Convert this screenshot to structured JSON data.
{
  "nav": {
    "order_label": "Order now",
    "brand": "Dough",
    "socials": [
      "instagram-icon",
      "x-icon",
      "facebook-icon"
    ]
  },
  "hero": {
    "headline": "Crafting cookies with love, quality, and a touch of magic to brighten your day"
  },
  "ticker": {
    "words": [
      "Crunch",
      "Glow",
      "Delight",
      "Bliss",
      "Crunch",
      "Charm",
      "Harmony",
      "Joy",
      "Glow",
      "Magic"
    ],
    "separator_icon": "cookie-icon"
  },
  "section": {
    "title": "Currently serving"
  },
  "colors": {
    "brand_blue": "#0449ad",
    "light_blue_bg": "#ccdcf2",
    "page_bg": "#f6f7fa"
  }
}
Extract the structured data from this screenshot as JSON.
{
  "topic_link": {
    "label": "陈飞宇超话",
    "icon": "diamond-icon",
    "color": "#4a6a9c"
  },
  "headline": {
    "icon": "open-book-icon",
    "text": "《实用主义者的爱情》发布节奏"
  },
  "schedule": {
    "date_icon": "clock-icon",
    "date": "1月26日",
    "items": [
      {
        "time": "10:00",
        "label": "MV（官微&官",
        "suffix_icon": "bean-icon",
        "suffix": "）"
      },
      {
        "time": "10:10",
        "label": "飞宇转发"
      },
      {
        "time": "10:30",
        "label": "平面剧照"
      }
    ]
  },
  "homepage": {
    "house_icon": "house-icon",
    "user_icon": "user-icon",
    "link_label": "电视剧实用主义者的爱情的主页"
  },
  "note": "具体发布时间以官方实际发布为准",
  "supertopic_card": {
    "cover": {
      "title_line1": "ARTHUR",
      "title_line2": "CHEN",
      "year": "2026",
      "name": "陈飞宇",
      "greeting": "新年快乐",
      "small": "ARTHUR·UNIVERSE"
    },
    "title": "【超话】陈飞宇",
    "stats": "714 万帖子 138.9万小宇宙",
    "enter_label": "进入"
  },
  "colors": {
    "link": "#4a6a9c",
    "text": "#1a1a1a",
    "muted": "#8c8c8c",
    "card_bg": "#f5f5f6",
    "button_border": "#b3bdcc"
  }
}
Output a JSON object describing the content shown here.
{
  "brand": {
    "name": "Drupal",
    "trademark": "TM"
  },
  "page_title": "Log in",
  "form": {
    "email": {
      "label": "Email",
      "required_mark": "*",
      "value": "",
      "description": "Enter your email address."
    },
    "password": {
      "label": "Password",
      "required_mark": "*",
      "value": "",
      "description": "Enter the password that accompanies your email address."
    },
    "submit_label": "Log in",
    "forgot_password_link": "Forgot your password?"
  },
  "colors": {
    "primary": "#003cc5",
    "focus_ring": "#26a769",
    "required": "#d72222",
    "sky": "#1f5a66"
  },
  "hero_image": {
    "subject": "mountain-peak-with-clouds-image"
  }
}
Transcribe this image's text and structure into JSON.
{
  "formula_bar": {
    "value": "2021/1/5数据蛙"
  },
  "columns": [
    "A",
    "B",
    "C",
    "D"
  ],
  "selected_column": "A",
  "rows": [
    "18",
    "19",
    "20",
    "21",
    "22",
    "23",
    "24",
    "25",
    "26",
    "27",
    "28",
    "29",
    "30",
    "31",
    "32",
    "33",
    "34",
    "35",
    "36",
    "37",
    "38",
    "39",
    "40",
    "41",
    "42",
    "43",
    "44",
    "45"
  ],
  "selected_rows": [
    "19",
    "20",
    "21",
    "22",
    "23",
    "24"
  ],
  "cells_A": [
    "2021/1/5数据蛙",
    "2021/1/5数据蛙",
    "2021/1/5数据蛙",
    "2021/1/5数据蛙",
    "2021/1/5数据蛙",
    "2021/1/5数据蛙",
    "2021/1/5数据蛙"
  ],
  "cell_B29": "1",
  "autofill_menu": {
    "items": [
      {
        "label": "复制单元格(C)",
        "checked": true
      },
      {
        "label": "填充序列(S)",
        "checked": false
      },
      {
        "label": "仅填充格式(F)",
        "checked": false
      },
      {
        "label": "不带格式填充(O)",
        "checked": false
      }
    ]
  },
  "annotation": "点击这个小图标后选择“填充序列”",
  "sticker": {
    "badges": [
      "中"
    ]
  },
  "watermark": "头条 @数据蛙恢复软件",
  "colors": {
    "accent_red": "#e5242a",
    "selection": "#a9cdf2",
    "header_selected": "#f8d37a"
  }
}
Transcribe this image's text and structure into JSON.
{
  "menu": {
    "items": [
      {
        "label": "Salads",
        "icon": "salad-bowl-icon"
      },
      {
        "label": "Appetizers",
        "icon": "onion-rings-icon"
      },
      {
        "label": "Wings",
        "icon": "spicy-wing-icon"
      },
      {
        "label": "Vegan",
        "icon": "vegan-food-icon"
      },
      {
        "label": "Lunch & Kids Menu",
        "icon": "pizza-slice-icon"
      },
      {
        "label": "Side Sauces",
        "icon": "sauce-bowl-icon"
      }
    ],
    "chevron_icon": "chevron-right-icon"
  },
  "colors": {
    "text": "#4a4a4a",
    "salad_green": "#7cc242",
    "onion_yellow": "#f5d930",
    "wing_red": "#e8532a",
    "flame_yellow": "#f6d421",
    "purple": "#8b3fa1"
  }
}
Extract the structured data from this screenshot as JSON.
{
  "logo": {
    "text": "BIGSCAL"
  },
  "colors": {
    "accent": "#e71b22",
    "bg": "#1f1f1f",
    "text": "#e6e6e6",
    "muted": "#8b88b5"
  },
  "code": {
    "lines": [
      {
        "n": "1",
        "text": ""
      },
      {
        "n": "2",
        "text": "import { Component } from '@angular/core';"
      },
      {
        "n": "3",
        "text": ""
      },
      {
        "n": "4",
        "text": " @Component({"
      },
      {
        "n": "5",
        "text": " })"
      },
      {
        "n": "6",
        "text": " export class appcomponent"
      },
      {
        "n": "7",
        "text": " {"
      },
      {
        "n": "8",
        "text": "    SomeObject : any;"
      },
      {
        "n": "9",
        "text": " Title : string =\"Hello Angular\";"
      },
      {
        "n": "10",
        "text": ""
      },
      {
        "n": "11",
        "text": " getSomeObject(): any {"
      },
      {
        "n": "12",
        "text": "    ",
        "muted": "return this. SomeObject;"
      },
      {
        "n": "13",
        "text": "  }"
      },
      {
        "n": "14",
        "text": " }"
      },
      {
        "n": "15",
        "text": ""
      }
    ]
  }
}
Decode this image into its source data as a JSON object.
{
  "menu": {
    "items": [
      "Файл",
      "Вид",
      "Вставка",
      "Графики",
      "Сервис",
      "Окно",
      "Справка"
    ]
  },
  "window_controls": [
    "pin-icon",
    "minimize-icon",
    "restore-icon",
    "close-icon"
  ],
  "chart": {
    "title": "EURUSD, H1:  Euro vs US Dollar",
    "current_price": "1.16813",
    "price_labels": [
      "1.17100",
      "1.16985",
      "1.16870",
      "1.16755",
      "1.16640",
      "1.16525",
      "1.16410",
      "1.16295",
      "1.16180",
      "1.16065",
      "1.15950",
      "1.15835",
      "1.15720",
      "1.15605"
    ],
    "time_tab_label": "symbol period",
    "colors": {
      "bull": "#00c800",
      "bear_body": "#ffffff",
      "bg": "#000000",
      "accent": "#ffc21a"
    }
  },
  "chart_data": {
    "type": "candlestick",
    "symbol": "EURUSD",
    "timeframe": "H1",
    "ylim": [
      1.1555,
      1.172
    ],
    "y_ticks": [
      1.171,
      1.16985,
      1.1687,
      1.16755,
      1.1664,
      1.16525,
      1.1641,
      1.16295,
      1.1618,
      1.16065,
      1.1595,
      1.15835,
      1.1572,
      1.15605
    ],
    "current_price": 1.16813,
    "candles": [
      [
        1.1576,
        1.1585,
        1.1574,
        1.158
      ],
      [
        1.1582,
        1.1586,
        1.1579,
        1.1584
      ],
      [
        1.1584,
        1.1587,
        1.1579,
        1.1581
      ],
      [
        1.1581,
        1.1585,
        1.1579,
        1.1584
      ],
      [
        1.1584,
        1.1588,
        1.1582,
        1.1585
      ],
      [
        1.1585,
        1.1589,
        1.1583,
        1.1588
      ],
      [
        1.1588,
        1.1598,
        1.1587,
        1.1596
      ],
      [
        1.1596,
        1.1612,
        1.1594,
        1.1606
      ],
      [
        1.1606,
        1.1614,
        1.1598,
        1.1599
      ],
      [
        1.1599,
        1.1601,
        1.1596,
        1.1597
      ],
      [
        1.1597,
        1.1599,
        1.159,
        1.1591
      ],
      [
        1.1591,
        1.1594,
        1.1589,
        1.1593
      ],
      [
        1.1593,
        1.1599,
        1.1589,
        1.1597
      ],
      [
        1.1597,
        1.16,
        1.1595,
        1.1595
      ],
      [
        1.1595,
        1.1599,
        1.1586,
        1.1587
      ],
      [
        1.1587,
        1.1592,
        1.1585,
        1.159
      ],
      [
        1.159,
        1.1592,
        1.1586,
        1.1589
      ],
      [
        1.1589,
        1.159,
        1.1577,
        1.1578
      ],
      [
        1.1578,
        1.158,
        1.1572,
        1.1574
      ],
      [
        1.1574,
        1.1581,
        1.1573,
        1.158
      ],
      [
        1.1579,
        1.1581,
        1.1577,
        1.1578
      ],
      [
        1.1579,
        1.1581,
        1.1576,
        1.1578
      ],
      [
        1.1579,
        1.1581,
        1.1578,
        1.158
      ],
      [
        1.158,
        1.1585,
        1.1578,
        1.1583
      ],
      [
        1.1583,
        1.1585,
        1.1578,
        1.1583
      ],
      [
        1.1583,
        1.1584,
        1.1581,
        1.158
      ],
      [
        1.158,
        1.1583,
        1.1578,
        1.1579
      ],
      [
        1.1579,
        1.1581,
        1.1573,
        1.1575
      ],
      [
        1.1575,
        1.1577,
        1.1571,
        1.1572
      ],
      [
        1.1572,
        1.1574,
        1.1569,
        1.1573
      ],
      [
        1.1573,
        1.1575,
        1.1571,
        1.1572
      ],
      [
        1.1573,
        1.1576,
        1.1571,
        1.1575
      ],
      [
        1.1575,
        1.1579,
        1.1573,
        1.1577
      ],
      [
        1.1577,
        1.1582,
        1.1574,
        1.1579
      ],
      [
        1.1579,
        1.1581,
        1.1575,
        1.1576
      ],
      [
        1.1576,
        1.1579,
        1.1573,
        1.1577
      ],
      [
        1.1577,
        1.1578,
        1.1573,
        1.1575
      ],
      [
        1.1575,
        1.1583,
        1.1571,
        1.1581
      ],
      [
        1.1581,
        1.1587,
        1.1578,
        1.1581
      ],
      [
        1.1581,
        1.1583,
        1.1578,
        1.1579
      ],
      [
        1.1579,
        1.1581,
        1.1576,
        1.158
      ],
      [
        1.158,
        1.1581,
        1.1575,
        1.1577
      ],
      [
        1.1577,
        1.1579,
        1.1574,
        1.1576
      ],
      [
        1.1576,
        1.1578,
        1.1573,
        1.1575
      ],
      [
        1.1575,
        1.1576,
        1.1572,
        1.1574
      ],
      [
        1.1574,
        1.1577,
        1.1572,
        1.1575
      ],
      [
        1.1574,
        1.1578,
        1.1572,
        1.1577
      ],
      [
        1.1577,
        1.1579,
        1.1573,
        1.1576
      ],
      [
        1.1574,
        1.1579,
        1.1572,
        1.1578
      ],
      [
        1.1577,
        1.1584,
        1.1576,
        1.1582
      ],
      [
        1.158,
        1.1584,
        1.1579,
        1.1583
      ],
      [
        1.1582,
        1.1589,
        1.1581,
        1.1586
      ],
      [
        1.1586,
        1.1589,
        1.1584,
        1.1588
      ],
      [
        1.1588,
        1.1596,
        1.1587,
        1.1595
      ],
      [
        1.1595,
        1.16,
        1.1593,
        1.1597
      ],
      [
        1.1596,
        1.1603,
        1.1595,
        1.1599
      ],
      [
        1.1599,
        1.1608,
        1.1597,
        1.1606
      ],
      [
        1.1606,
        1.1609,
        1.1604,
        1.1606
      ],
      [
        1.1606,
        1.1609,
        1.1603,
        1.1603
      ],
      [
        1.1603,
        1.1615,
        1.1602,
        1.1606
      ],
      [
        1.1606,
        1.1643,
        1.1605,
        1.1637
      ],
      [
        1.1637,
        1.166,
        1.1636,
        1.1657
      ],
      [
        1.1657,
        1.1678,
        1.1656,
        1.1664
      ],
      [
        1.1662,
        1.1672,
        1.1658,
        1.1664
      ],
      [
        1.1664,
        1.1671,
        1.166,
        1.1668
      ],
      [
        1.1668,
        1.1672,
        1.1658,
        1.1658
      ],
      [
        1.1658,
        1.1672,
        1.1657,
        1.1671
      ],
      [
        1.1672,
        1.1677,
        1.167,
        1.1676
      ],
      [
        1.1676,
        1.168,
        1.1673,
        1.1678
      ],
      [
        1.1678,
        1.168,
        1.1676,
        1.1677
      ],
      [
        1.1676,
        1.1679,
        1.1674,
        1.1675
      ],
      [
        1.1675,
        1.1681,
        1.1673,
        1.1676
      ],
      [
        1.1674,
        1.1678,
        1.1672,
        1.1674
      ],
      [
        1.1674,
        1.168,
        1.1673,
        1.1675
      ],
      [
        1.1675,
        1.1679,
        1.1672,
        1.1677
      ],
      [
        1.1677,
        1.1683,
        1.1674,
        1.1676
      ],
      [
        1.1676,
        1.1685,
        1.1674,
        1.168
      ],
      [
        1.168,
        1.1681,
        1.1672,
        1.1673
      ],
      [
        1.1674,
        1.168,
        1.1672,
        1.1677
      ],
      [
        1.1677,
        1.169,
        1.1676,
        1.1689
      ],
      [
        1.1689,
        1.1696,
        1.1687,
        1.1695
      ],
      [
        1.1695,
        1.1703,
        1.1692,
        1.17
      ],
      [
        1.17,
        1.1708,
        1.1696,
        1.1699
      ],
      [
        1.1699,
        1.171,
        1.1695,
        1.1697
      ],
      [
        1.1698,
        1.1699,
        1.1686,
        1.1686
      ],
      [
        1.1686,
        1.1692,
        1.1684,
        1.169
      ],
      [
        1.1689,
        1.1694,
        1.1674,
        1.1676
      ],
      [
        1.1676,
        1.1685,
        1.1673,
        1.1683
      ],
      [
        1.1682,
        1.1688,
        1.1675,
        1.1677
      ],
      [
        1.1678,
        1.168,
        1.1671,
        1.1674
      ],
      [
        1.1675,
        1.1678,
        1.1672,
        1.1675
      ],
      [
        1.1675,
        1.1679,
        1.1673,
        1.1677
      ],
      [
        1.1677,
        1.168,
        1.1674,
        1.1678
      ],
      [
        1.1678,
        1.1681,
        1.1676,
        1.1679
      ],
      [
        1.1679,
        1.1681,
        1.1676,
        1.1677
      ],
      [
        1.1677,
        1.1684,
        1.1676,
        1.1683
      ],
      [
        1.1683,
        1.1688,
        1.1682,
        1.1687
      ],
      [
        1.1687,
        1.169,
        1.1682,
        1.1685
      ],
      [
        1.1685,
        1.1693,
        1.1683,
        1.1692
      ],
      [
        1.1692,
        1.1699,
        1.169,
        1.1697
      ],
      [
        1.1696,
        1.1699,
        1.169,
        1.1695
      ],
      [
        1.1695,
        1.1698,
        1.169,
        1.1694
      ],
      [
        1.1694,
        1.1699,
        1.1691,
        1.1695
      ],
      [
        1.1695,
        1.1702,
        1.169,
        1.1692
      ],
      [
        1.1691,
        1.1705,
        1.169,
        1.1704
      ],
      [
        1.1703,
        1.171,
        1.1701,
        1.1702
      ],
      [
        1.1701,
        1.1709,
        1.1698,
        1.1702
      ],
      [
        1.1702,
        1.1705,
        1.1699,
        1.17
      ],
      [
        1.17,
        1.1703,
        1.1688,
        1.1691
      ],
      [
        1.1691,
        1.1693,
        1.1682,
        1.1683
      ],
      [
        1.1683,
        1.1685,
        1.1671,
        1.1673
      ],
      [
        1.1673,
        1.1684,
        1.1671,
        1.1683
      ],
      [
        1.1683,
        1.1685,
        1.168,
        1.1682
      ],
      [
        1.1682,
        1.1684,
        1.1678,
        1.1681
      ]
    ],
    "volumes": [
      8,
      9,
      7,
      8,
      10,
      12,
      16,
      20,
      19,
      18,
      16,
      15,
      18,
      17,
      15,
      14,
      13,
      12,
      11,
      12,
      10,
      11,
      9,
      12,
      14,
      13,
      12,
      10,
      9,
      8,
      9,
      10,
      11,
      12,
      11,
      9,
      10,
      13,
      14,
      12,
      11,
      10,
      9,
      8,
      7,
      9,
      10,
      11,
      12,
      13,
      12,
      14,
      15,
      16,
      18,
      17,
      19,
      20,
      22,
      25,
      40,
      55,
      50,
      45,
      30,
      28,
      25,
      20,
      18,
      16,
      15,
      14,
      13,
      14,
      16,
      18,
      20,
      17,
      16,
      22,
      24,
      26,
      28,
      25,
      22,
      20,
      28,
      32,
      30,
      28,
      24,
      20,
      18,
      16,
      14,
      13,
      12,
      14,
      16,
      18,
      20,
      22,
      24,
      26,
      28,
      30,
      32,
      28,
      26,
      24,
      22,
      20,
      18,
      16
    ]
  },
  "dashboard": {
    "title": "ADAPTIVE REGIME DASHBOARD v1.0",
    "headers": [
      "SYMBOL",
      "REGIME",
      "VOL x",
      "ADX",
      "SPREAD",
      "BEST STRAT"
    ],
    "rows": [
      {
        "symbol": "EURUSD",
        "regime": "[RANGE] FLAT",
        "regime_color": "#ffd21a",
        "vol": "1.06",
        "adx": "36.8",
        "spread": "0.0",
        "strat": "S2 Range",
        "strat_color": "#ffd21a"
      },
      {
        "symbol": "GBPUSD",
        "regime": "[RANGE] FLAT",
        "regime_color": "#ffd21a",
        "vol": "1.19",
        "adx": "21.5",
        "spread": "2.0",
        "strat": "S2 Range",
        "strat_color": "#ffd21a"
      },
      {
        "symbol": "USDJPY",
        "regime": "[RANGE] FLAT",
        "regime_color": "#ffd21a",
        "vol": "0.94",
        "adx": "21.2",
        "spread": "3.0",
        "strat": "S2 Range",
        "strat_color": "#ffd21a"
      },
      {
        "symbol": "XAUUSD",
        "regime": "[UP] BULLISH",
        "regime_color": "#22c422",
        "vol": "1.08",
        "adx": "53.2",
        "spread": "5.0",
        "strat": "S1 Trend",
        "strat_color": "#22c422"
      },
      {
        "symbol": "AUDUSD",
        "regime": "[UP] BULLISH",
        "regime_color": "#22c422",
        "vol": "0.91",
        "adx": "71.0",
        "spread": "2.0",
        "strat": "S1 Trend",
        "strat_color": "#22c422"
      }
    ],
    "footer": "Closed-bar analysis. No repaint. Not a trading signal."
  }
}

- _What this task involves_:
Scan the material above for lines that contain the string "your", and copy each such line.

- _Output below_:
    "headline": "Crafting cookies with love, quality, and a touch of magic to brighten your day"
      "description": "Enter your email address."
      "description": "Enter the password that accompanies your email address."
    "forgot_password_link": "Forgot your password?"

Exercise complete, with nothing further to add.